Work order
Where a line holds the word "true", copy that line from the data below.

Supplied data
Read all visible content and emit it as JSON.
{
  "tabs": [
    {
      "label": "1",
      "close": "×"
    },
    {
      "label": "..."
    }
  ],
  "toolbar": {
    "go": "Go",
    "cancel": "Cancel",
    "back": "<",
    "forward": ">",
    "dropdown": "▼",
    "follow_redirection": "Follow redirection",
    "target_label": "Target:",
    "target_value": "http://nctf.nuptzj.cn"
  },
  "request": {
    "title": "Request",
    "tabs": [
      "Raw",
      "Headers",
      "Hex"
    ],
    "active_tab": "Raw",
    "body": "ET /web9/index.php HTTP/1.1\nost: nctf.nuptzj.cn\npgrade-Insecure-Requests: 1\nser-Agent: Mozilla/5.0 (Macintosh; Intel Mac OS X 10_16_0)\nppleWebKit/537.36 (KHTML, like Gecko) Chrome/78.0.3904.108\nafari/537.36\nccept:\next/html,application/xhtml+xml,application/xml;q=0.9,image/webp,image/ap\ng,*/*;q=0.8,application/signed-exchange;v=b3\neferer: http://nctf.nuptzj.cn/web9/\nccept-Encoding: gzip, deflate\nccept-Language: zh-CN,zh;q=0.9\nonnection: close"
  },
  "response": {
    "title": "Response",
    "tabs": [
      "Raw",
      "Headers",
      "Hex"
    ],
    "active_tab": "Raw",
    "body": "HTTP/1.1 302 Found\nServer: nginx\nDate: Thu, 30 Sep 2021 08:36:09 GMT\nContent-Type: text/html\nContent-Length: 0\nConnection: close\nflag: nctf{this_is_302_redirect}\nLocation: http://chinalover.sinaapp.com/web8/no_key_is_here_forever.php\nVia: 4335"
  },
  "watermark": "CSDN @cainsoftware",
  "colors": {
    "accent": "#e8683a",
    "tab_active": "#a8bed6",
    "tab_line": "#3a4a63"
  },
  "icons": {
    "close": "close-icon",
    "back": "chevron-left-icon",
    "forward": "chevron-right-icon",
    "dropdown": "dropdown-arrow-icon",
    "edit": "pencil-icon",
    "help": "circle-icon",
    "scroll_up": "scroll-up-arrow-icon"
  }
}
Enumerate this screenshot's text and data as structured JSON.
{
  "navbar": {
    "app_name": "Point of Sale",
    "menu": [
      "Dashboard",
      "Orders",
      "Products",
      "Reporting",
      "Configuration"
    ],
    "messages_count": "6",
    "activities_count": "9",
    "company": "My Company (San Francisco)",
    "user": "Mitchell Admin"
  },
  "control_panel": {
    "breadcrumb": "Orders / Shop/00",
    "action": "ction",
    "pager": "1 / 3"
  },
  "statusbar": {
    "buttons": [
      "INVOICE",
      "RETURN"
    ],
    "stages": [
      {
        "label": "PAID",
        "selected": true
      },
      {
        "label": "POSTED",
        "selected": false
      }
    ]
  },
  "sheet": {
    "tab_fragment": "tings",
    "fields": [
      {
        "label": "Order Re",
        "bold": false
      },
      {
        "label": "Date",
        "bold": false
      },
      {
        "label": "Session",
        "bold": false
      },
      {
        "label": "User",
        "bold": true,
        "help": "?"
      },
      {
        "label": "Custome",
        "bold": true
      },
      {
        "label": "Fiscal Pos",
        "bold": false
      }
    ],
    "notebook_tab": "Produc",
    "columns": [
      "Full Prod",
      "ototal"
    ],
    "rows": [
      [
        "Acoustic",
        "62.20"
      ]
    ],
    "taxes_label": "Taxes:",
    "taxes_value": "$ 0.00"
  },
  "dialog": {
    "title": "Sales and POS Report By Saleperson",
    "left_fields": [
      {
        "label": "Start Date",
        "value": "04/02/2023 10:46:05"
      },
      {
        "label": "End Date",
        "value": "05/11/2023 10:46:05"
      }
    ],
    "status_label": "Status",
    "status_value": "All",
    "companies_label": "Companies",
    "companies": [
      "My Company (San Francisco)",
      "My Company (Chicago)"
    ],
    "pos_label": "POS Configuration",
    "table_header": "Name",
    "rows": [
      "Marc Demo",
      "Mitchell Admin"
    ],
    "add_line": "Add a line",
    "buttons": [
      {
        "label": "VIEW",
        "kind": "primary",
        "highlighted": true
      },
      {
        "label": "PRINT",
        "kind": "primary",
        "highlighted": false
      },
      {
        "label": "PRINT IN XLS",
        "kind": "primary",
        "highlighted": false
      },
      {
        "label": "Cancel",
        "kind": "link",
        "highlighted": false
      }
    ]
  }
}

Reply to the exercise
        "selected": true
        "bold": true,
        "bold": true
        "highlighted": true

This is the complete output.